• **Work item**:
If a line of the data below holds the string "Mietvertrag", copy it.

• **Interface dataset entries**:
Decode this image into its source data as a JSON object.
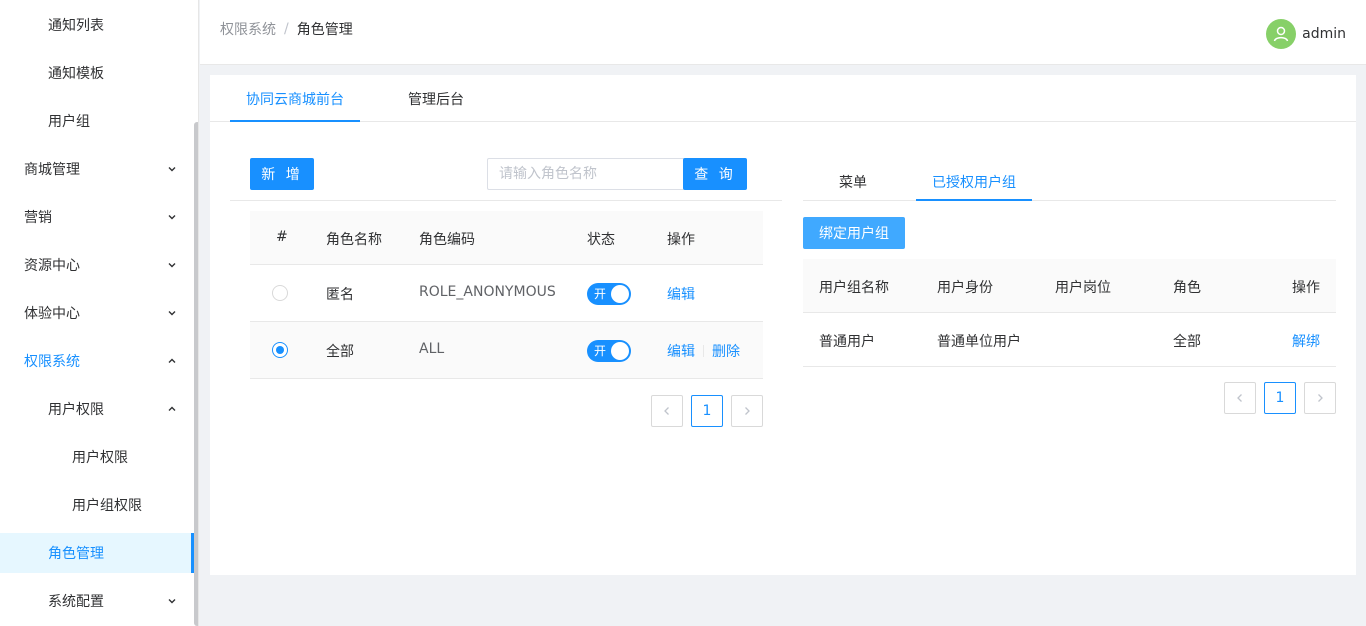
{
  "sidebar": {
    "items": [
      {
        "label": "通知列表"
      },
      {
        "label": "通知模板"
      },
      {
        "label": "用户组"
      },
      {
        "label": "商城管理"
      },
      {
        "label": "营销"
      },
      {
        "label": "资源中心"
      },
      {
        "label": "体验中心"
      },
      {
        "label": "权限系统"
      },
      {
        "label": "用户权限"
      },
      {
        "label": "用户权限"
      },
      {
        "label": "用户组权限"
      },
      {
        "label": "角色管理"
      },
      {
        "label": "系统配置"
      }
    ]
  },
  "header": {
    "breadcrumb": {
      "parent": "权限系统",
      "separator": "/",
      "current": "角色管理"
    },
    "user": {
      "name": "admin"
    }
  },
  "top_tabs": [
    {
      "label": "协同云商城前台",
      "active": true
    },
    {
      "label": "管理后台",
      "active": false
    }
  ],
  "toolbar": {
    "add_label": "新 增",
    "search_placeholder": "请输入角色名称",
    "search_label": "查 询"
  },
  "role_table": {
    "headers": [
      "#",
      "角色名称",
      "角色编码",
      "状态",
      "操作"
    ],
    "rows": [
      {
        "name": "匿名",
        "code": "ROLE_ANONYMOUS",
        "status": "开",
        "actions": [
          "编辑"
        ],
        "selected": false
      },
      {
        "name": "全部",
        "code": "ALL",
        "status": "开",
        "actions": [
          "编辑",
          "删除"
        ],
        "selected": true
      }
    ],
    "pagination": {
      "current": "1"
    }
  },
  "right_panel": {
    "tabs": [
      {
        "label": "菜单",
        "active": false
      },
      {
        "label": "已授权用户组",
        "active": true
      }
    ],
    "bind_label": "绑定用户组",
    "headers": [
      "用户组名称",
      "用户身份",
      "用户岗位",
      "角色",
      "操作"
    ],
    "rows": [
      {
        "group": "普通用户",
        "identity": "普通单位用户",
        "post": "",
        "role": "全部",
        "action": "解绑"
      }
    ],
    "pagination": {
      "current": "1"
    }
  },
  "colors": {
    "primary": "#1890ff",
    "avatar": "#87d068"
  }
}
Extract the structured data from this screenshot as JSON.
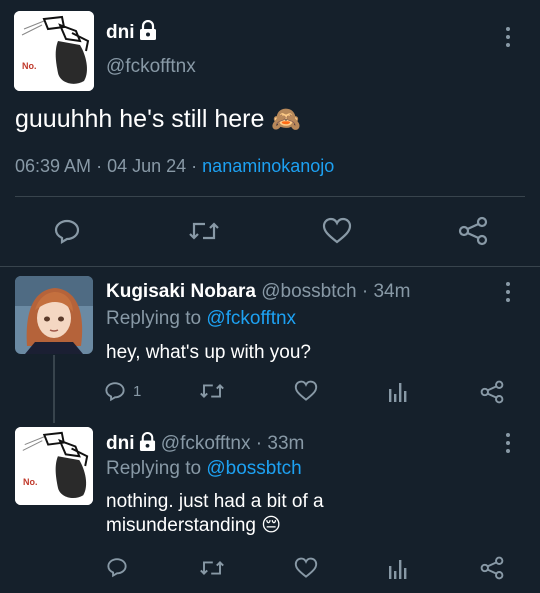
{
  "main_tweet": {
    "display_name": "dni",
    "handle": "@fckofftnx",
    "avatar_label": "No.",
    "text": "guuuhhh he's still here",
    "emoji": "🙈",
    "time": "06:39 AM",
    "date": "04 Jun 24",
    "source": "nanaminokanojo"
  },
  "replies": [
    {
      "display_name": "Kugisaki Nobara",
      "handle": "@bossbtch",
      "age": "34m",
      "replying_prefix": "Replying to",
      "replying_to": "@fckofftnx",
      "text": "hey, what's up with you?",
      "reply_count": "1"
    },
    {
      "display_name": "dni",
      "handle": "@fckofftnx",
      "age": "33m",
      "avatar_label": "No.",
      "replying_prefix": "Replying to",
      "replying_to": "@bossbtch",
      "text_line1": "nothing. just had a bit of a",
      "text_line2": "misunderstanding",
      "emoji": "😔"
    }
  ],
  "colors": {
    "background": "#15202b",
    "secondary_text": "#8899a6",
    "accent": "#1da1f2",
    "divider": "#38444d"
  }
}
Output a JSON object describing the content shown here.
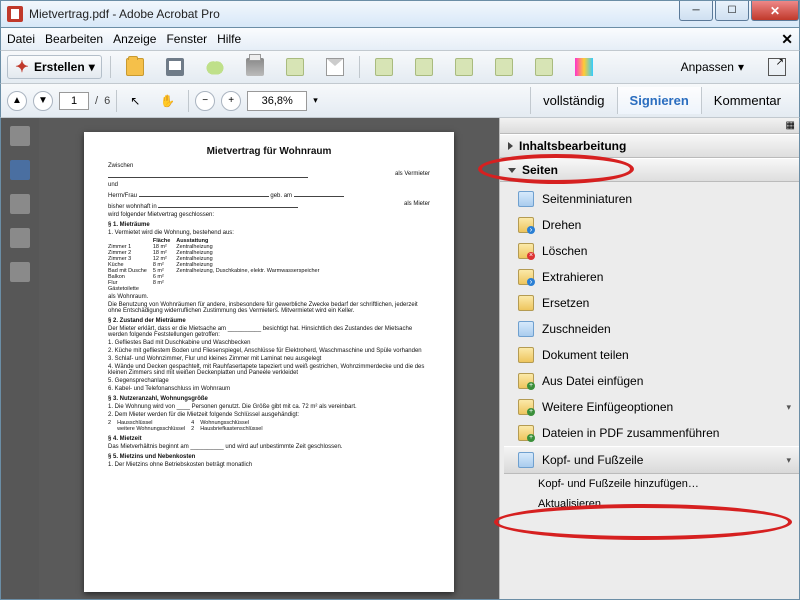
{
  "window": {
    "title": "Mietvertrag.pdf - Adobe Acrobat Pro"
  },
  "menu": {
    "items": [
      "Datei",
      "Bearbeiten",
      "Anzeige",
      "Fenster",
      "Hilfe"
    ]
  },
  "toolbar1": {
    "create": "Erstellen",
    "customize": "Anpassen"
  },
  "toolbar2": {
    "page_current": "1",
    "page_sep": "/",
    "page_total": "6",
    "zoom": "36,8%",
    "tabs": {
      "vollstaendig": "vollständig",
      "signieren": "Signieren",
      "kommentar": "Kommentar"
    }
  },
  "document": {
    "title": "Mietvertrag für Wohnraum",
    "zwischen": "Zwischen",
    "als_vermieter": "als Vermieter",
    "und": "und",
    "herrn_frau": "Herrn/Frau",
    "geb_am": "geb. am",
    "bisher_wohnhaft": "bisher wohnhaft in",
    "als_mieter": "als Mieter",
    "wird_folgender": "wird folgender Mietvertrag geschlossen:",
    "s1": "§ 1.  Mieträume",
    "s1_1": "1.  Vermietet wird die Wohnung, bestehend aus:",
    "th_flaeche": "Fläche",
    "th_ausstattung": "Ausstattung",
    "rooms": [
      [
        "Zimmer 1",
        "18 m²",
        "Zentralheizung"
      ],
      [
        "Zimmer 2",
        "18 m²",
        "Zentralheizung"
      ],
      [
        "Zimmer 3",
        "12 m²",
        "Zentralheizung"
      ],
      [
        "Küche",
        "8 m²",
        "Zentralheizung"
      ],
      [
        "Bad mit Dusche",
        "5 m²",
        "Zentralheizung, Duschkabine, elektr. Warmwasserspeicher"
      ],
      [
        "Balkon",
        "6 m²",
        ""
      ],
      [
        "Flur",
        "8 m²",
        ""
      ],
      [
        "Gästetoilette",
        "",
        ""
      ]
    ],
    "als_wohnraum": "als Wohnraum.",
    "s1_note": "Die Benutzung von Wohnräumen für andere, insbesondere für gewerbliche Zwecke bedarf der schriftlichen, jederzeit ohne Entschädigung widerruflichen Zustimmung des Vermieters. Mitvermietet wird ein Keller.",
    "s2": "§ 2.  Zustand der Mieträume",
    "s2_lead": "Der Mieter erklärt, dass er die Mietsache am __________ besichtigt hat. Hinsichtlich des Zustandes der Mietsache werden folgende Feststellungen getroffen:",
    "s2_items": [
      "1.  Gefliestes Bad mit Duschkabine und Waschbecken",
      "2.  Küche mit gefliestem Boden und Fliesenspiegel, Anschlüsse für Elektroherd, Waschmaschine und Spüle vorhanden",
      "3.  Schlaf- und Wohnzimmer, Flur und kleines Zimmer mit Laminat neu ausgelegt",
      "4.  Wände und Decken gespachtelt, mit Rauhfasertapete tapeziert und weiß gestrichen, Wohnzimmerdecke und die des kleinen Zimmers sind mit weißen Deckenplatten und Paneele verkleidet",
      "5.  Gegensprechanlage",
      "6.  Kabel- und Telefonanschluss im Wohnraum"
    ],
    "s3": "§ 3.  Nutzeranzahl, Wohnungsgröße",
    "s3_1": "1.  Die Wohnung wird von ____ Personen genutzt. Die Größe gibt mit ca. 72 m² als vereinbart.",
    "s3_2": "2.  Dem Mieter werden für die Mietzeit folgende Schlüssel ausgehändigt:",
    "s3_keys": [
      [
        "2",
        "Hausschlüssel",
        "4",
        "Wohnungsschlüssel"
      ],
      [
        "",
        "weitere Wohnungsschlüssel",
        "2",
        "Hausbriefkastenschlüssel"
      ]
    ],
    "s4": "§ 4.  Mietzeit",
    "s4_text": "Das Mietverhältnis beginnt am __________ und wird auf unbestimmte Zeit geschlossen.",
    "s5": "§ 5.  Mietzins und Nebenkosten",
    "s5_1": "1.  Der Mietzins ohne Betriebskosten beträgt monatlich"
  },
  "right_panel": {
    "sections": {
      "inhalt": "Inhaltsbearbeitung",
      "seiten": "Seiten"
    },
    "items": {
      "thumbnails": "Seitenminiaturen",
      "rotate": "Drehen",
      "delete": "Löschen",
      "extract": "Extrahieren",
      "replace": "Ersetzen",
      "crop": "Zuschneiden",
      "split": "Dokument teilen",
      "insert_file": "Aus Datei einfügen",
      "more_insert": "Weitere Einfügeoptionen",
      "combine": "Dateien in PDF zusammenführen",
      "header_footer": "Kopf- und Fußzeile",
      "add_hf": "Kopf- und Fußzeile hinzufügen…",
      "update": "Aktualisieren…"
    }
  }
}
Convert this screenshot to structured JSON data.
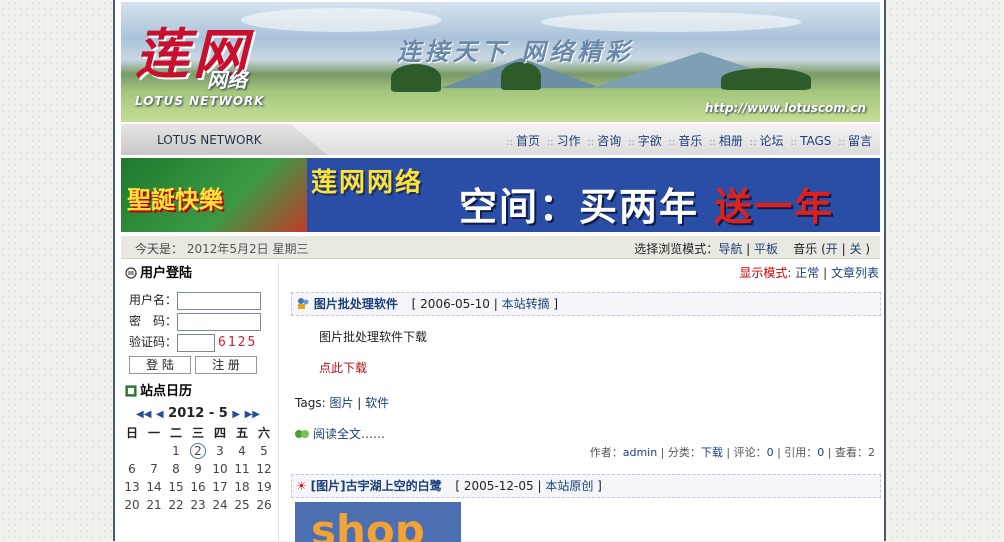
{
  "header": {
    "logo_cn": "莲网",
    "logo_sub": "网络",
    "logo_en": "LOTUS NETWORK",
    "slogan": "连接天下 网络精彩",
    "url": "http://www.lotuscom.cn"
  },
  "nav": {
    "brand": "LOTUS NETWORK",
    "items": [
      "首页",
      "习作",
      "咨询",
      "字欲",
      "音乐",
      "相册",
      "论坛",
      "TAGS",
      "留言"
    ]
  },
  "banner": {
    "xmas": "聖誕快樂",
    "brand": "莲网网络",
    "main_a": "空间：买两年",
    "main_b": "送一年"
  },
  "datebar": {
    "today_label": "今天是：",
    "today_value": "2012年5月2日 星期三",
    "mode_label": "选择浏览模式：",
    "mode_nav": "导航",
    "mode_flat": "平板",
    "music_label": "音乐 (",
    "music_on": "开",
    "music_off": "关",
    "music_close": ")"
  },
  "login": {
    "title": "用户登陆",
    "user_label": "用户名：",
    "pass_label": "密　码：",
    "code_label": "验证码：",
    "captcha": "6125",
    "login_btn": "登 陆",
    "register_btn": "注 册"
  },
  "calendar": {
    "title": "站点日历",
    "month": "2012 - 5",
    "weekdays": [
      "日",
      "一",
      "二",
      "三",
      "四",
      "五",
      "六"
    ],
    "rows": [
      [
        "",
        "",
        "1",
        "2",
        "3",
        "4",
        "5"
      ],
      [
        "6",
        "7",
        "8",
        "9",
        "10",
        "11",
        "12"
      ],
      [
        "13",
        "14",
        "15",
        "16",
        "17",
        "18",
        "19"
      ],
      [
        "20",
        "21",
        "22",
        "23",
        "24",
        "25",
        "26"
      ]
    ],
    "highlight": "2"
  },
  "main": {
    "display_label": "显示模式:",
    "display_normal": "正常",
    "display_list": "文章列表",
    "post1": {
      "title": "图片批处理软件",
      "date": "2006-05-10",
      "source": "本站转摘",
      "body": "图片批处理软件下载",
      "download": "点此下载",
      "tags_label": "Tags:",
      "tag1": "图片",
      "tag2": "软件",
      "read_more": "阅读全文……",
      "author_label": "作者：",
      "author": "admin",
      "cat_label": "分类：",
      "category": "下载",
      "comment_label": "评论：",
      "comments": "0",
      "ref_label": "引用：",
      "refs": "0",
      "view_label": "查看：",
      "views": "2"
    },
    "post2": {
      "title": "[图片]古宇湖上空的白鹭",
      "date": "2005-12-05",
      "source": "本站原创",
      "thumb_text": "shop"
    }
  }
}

• **Reply**:
    "title": "Mietvertrag.pdf - Adobe Acrobat Pro"
    "title": "Mietvertrag für Wohnraum",
    "wird_folgender": "wird folgender Mietvertrag geschlossen:",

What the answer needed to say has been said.